According to the Pima County Medical Examiners Office, there were 532 drug overdose deaths in 2023, an all-time high. 

The Church of Safe Injection Tucson (CoSIT) is one organization trying to reverse this troubling trend.

CoSIT focuses on treating the health concerns resulting from drug use, such as absessed skin, HIV and hepatitis C.

The organization hands out Narcan, clean needles, fentanyl test strips and more to those suffering from drug addiction. Volunteer Chris Chapman says that empathy plays a major role in helping drug users find treatment.

Theyve been told by society youre a drug addict, youre ugly youre a terrible person, youre crazy, youre stupid, and also, you should die which is another message we send to drug addicts, Chapman said. So when we show them that theyre worth being taken care of, it sparks something in them.

At one time, Chapman would be an unlikely candidate to volunteer for CoSIT. He says he grew up in a religious, conservative household, where drug addicts were thought of as simply bad people.

His ideas changed when he began getting cluster headaches, experiencing such constant pain that he began to treat his condition with medical marijuana, a substance hed never tried until he was in 30s. 

He met others who experienced chronic pain, and who sometimes treated it with illicit substances like heroin and fentanyl. He soon realized that people who used drugs were more complicated than he realized and that addiction was more related to mental health than he knew.

Ive worked with people on the street, with young people at raves, where drugs are being heavily used, and the one thing I see among all of them is mental health issues, especially post traumatic stress disorder, Chapman said. If you talk to some of these people and learn how they were raised, its horrifying.

But Chapmans call to the Church of Safe Injection came when many of those around him started suffering overdoses, including a close friend.

Were pouring ice down his pants, slapping him in the face, Chapman says of his friends overdose. Luckily we brought him back, 

Rather than abandoning his friend, Chris chose to keep him safe.

I got some Narcan, gave it to that friends wife, Chapman said. The next week, he overdosed again and she saved his life with it.

This opened Chris eyes to how he could help prevent overdose deaths, which have been climbing for the past decade.

Chapman was immediately attracted to CoSITs empathetic approach to drug users, which ran counter to the focus on punishment and tough love that he grew up with in the 1980s.

We allowed people to die on purpose and restricted the things that could have saved them from dying to send a message to kids that drugs are more dangerous than they really are, Chapman says.

In contrast, he says CoSIT takes a realistic view using harm reduction techniques.

Our goal is to really just to keep people who use drugs as safe as we can while theyre doing it and to stop the spread of blood-borne illnesses, he said. This is to reduce the risk of overdose, help people reverse the overdoses, and also get people into treatment when theyre ready to do that.

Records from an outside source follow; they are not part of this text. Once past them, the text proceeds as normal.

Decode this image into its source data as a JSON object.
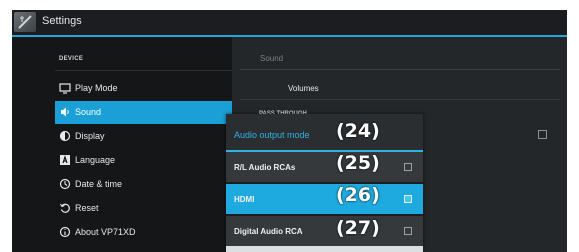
{
  "titlebar": {
    "title": "Settings",
    "icon": "settings-icon"
  },
  "sidebar": {
    "section_header": "DEVICE",
    "items": [
      {
        "label": "Play Mode",
        "icon": "monitor-icon",
        "active": false
      },
      {
        "label": "Sound",
        "icon": "speaker-icon",
        "active": true
      },
      {
        "label": "Display",
        "icon": "contrast-icon",
        "active": false
      },
      {
        "label": "Language",
        "icon": "language-icon",
        "active": false
      },
      {
        "label": "Date & time",
        "icon": "clock-icon",
        "active": false
      },
      {
        "label": "Reset",
        "icon": "reset-icon",
        "active": false
      },
      {
        "label": "About VP71XD",
        "icon": "info-icon",
        "active": false
      }
    ]
  },
  "content": {
    "title": "Sound",
    "volumes_label": "Volumes",
    "passthrough_header": "PASS THROUGH"
  },
  "dialog": {
    "title": "Audio output mode",
    "options": [
      {
        "label": "R/L Audio RCAs",
        "selected": false
      },
      {
        "label": "HDMI",
        "selected": true
      },
      {
        "label": "Digital Audio RCA",
        "selected": false
      }
    ]
  },
  "callouts": [
    "(24)",
    "(25)",
    "(26)",
    "(27)"
  ],
  "colors": {
    "accent": "#1aa0d6",
    "dialog_title": "#2fb1e4",
    "background": "#101214"
  }
}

He says that some people have issues with the organizations approach, accusing them of encouraging drug use.

People would kind of hate me for doing good and Id have to explain to them that I wasnt enabling and wasnt making things worse, Chapman said. 

However, he counters with evidence, such as a CDC report finding that people who go to a syringe service provider are five times more likely to enter treatment for drug use, along with being three times as likely to stop using drugs. 

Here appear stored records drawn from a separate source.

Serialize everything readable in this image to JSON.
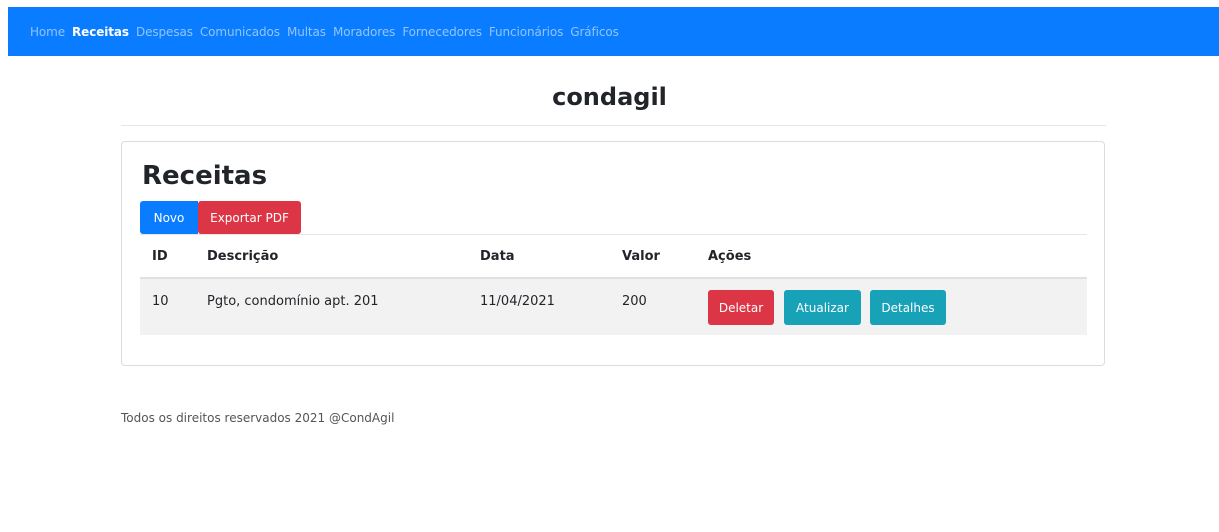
{
  "nav": {
    "items": [
      {
        "label": "Home",
        "active": false
      },
      {
        "label": "Receitas",
        "active": true
      },
      {
        "label": "Despesas",
        "active": false
      },
      {
        "label": "Comunicados",
        "active": false
      },
      {
        "label": "Multas",
        "active": false
      },
      {
        "label": "Moradores",
        "active": false
      },
      {
        "label": "Fornecedores",
        "active": false
      },
      {
        "label": "Funcionários",
        "active": false
      },
      {
        "label": "Gráficos",
        "active": false
      }
    ],
    "color": "#0a7cff"
  },
  "brand": "condagil",
  "card": {
    "title": "Receitas",
    "new_button": "Novo",
    "export_button": "Exportar PDF"
  },
  "table": {
    "headers": {
      "id": "ID",
      "descricao": "Descrição",
      "data": "Data",
      "valor": "Valor",
      "acoes": "Ações"
    },
    "rows": [
      {
        "id": "10",
        "descricao": "Pgto, condomínio apt. 201",
        "data": "11/04/2021",
        "valor": "200",
        "delete_label": "Deletar",
        "update_label": "Atualizar",
        "details_label": "Detalhes"
      }
    ]
  },
  "footer": "Todos os direitos reservados 2021 @CondAgil"
}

Chapman is encouraged by the shift in direction towards drug treatment, saying that it makes up for years of bad decision-making.

No one ever didnt use drugs because they didnt have a clean needle, he said. So there going to use the needles and spread HIV and hep C and thats simply an added harm that theres no reason for.

For more information on the Church of Safe Injection Tucson, visit the organizations website.